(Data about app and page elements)
:::::

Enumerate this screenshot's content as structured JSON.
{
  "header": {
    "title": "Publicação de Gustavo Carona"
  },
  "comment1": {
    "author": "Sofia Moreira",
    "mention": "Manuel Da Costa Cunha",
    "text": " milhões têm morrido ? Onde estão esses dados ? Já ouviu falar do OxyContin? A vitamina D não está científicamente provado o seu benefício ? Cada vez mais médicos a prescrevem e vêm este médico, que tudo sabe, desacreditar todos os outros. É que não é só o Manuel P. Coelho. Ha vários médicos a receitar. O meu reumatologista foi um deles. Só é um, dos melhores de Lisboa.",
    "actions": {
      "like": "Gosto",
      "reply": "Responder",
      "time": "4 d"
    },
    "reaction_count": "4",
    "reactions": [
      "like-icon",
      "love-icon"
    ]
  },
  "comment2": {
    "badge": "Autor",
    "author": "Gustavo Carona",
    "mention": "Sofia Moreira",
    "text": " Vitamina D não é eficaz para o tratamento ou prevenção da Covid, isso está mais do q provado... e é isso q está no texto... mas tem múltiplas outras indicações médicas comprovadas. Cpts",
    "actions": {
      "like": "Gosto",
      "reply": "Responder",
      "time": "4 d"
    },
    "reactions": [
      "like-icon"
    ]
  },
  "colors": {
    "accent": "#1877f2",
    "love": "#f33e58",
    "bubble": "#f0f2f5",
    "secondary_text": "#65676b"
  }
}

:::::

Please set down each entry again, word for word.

Enumerate this screenshot's content as structured JSON.
{
  "header": {
    "title": "Publicação de Gustavo Carona"
  },
  "comment1": {
    "author": "Sofia Moreira",
    "mention": "Manuel Da Costa Cunha",
    "text": " milhões têm morrido ? Onde estão esses dados ? Já ouviu falar do OxyContin? A vitamina D não está científicamente provado o seu benefício ? Cada vez mais médicos a prescrevem e vêm este médico, que tudo sabe, desacreditar todos os outros. É que não é só o Manuel P. Coelho. Ha vários médicos a receitar. O meu reumatologista foi um deles. Só é um, dos melhores de Lisboa.",
    "actions": {
      "like": "Gosto",
      "reply": "Responder",
      "time": "4 d"
    },
    "reaction_count": "4",
    "reactions": [
      "like-icon",
      "love-icon"
    ]
  },
  "comment2": {
    "badge": "Autor",
    "author": "Gustavo Carona",
    "mention": "Sofia Moreira",
    "text": " Vitamina D não é eficaz para o tratamento ou prevenção da Covid, isso está mais do q provado... e é isso q está no texto... mas tem múltiplas outras indicações médicas comprovadas. Cpts",
    "actions": {
      "like": "Gosto",
      "reply": "Responder",
      "time": "4 d"
    },
    "reactions": [
      "like-icon"
    ]
  },
  "colors": {
    "accent": "#1877f2",
    "love": "#f33e58",
    "bubble": "#f0f2f5",
    "secondary_text": "#65676b"
  }
}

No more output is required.